Over the following month, every customer was encouraged to call and talk to Karnik and the top management. This was critical as any significant drop in revenues would have been the end of the line for the company. “It didn’t matter when the call was—11 p.m., 1 a.m., 3 a.m. or 5 a.m., Kiran was available to be on the call. We just had to tell him,” says Murty. For each of those calls, Karnik got the management to give him a comprehensive snap-shot of the customer indicating the level of business, profitability measures, and resources employed to service the customer. Armed with the knowledge, Karnik would be there trying to answer all their questions.

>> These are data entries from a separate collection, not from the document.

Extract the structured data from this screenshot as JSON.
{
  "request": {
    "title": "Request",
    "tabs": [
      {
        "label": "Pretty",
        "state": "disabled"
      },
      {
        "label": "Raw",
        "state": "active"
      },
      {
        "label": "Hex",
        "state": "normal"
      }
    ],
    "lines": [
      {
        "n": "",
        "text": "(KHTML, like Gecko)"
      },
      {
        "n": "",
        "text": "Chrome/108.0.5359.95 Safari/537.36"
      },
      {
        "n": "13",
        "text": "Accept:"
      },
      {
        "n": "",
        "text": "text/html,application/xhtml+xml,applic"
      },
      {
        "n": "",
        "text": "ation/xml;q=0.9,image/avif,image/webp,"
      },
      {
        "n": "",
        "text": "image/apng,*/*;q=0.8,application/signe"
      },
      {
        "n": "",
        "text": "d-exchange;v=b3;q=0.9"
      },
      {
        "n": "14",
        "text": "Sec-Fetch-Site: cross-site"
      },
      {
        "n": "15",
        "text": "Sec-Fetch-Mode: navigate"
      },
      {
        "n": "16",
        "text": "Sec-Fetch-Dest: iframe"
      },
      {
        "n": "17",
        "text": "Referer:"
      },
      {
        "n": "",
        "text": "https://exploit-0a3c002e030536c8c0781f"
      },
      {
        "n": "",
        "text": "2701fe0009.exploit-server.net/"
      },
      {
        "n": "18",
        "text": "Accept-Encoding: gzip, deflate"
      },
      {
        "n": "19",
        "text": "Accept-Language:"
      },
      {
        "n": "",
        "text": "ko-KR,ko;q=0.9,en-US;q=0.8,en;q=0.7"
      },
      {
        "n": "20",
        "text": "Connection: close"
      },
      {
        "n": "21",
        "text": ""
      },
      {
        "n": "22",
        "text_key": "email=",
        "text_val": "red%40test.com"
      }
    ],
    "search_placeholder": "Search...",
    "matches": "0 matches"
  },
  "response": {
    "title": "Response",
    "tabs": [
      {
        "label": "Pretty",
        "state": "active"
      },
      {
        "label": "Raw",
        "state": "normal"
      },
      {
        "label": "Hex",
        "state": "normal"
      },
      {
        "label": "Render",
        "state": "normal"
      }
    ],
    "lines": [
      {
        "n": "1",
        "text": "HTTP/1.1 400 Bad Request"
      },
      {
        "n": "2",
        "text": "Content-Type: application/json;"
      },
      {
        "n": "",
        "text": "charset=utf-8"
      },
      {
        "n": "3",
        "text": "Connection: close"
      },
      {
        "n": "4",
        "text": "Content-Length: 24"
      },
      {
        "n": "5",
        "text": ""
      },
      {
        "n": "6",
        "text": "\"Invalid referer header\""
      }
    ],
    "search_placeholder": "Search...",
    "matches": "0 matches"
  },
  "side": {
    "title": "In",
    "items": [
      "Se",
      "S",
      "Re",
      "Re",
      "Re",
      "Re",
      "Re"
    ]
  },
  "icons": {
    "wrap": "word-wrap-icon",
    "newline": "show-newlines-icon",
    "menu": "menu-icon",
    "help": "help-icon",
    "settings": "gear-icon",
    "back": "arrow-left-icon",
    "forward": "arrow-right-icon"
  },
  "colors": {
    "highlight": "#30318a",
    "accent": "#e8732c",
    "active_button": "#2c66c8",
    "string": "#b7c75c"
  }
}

“Once I interacted with the company staff, I saw some statistics and after first few conversations with Key customers I knew that Satyam’s delivery had actually improved after the crisis. This was really helpful because I could then promise most clients that our quality would not drop,” says Karnik. But not every client was convinced. “There were some companies that said their brand could not afford to be seen with a company that had been hit by a serious fraud. We had no choice; we let them go. But we ensured that the transition was smooth,” says Karnik. This in some ways worked like a money-back guarantee. “Customers thought that if we were assuring hassle-free transition, then it was quite possible that we could live up to our promise of unwavering quality,” says Hari T., chief marketing and people officer, Satyam. It also put an end to senior people walking out of Satyam with key accounts; something that had started happening increasingly in late January and early February.
Much of February and March was spent arresting customer attrition. Every Saturday night, all the other directors would fly into Hyderabad from different parts of the country. “We used to book this private room at ITC Kakatiya and discuss all the issues threadbare. This allowed us to have a very quick board meeting on Sunday morning,” says Karnik. By Sunday evening except Karnik, most directors would have flown back to where they were working. And Karnik would continue with his routine.
Once the revenues stabilised, Karnik faced his next challenge. There were rumours that no company would want to buy Satyam, what with its dodgy accounts and sullied reputation. “It was the day of the auction and all of us were sitting when some local journalists remarked that it was too bad that no buyer would be turning up but the bright side of things was that tea and snacks were good,” says Karnik. The board had the last laugh though.
By April 14, Tech Mahindra had acquired control of Satyam. And Karnik’s job for all practical purposes was over. Anand Mahindra, vice-chairman and managing director, Mahindra & Mahindra, says that he was keen on Karnik staying back but Karnik wanted to move on. “Kiran is an excellent professional and a man of enormous integrity. He knew that once you complete a difficult assignment, you must bookend it,” says Mahindra.
By June second week, Kiran had left. Unfortunately there were no farewell parties. “Actually we wanted to get all the board members together but their schedules did not permit. It is a pending item in Satyam’s to-do list,” says Hari. Karnik, too, has pending matters of his own to tackle. “So much paperwork has piled because I had not been able to tend to it over the last six months. I am busy trying to finish them off,” he says. They say doing the mundane stuff can sometimes be therapeutic. Karnik surely wouldn’t want to live in an “interesting time” too soon.
(This story appears in the 08 January, 2010 issue of Forbes India. You can buy our tablet version from Magzter.com. To visit our Archives, click here.)